Extracted material below:
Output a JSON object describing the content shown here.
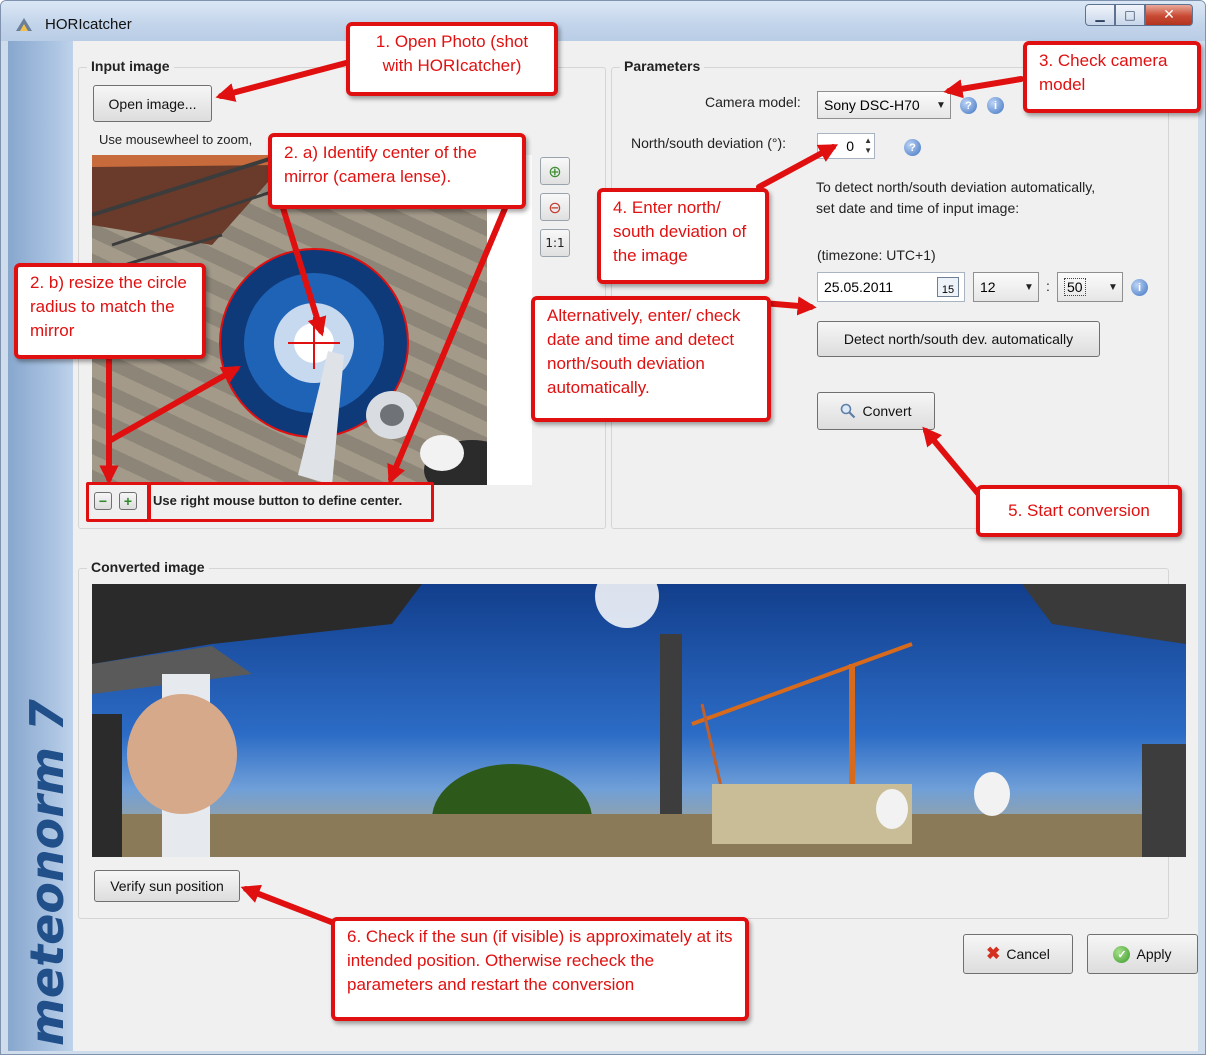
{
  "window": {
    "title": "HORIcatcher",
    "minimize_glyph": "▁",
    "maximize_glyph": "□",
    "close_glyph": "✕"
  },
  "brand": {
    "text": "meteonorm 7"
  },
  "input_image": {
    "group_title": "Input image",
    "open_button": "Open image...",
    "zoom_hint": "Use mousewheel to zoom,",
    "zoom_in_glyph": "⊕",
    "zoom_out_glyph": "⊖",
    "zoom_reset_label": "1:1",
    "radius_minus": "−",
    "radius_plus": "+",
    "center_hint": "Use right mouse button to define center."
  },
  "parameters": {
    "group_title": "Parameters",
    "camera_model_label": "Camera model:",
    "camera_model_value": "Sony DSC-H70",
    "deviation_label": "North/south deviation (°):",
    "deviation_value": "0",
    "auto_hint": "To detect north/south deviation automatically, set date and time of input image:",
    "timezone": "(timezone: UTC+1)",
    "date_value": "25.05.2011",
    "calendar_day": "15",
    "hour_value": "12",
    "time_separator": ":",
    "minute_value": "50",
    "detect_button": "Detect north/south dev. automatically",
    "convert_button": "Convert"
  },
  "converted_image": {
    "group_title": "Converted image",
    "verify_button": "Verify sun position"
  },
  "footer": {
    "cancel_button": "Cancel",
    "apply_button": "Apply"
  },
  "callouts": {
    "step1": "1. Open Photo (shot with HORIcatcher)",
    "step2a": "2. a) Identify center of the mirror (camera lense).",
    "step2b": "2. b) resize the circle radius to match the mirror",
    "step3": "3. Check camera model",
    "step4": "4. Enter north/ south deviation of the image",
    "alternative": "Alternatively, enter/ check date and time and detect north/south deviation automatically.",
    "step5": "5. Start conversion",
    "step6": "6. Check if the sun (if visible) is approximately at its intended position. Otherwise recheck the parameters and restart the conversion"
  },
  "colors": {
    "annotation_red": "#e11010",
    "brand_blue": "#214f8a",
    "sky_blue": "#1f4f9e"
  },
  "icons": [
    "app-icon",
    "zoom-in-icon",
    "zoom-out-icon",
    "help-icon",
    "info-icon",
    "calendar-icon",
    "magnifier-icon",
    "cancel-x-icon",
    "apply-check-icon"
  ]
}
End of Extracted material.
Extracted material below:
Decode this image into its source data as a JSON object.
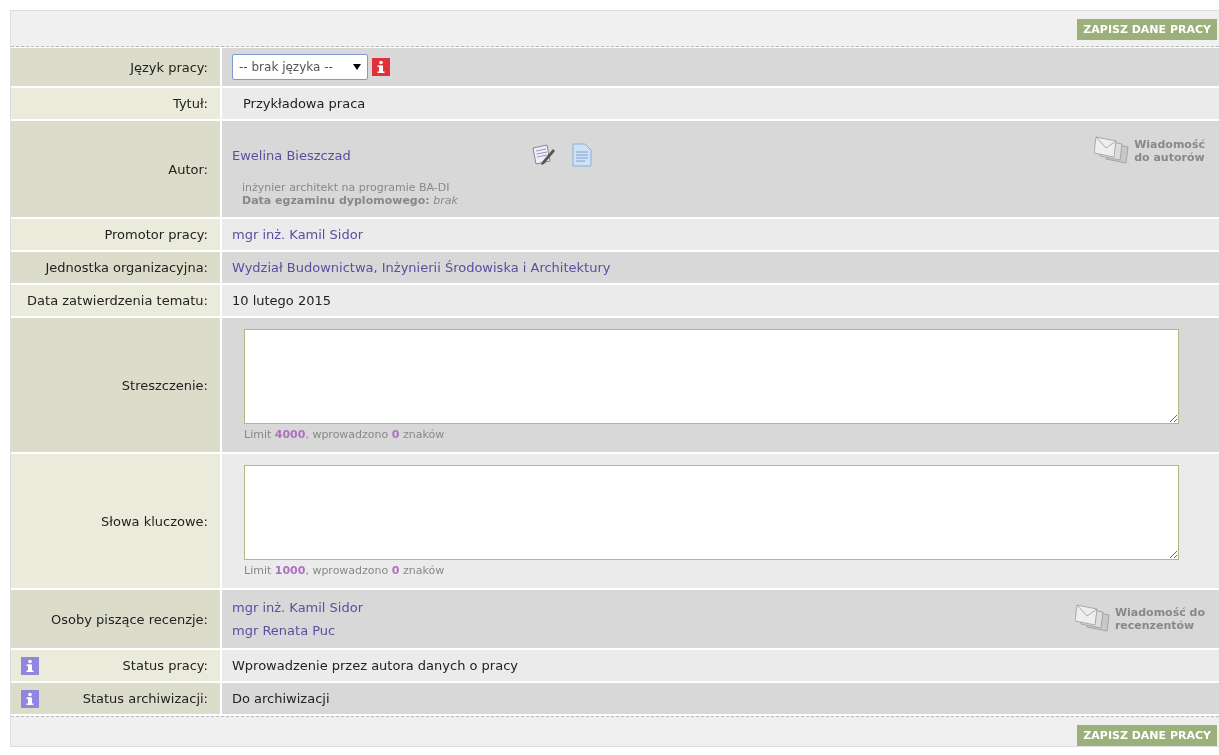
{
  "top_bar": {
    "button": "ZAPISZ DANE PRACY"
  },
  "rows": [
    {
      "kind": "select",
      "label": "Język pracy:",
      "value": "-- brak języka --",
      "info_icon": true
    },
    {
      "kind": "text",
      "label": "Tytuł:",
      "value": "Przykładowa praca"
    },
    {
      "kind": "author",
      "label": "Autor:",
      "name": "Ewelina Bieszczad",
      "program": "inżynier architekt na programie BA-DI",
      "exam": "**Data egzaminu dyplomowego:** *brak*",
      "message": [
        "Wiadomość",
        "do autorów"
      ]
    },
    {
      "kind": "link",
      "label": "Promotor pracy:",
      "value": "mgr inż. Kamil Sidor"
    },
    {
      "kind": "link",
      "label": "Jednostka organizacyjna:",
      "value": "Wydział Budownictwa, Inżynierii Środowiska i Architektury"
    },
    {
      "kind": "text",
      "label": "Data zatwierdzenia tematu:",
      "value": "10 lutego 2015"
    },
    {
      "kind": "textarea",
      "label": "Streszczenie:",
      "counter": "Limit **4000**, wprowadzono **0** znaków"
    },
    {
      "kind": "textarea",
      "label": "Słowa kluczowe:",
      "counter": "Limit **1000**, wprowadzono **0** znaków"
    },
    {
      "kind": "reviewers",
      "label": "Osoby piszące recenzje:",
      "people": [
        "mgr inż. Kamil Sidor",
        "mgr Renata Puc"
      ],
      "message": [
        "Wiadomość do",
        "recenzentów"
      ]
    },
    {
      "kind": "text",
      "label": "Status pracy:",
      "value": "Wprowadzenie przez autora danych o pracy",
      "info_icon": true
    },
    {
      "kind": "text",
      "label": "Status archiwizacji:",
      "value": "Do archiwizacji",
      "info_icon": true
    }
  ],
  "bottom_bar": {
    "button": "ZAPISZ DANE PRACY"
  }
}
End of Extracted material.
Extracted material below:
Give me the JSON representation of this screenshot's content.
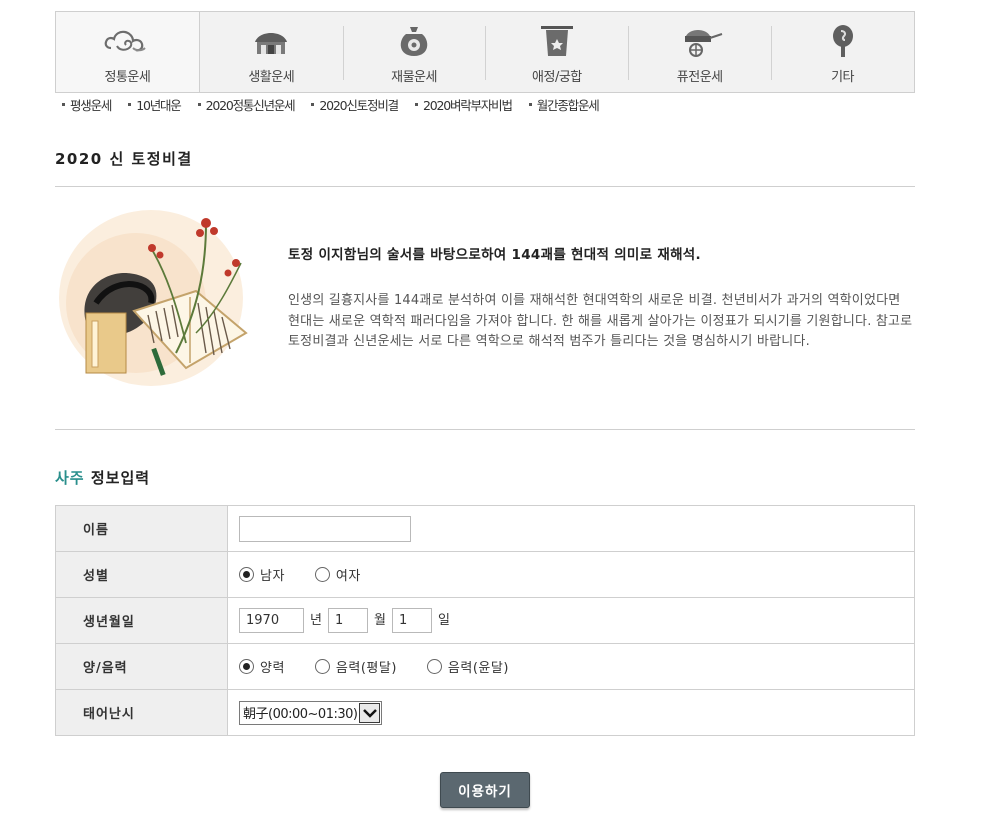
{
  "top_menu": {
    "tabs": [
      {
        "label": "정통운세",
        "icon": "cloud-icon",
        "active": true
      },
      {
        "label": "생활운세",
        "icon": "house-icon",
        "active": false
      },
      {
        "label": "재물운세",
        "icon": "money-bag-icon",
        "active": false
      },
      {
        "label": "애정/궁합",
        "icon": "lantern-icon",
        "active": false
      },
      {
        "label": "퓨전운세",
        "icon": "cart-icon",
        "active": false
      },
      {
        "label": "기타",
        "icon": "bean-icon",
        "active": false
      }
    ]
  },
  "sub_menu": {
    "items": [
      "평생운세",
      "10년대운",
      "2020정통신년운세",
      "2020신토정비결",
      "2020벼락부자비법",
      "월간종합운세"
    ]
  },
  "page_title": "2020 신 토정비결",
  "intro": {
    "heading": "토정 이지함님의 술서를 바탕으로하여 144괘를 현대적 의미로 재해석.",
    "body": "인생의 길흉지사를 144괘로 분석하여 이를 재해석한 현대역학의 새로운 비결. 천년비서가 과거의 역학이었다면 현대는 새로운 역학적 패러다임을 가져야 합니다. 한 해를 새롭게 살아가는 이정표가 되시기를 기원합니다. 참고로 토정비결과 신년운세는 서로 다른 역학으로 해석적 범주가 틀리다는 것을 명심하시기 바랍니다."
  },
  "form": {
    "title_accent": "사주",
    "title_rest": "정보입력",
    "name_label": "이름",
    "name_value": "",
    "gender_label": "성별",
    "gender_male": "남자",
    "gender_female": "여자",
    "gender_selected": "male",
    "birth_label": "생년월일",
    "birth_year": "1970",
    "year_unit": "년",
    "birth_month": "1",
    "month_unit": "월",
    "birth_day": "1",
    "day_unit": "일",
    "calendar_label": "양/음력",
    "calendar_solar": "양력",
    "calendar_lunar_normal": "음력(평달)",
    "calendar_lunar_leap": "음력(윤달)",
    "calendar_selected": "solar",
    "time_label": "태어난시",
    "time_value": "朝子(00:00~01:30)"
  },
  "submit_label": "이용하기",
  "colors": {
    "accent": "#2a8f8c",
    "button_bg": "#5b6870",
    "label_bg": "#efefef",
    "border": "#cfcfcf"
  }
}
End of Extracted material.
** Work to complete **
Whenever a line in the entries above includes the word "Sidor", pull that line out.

** Answer below **
      "value": "mgr inż. Kamil Sidor"
        "mgr inż. Kamil Sidor",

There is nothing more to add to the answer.